**About this task**
Among the records below, determine how many lines have the word "subtitle" in them; output only the number.

(Stored records)
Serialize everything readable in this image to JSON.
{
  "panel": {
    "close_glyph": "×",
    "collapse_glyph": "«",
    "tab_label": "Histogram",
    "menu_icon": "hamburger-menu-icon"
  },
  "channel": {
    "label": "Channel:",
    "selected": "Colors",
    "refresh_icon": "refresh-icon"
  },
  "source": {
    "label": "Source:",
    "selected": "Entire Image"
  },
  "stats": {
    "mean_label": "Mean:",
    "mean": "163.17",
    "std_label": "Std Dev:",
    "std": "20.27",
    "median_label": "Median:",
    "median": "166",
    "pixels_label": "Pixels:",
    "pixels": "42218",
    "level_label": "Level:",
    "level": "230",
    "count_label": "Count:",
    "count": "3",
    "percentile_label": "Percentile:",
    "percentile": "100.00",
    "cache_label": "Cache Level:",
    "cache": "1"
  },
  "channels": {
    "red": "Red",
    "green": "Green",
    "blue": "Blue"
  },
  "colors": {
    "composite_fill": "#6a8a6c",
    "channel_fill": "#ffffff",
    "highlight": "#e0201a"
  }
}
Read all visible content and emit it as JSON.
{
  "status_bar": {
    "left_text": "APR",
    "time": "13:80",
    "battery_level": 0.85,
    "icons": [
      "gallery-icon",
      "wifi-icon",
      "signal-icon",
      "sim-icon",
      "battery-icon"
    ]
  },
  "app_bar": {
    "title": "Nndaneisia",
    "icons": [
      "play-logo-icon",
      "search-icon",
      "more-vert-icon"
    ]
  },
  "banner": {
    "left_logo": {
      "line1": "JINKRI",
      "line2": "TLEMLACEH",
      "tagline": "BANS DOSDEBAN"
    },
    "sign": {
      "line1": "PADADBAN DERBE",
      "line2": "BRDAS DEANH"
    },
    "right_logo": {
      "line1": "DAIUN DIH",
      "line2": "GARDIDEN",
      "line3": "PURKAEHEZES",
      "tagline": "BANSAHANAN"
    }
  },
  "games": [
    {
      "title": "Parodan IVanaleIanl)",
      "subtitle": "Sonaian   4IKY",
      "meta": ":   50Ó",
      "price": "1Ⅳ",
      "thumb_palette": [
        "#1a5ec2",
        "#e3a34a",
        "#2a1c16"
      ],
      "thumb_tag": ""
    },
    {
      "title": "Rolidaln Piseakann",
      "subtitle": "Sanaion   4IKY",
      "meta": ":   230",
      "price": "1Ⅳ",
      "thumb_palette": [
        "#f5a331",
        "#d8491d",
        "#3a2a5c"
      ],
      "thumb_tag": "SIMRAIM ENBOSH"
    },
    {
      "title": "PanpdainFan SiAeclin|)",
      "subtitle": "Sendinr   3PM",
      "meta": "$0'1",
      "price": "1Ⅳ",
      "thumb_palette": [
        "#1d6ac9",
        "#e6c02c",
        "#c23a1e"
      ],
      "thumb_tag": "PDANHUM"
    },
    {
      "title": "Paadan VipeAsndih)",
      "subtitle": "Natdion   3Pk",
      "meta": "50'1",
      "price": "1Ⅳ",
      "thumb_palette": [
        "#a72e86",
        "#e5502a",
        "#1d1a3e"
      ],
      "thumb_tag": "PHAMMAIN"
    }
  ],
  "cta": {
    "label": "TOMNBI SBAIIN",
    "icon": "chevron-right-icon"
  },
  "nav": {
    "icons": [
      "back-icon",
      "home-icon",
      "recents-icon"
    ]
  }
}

**Exercise response**
4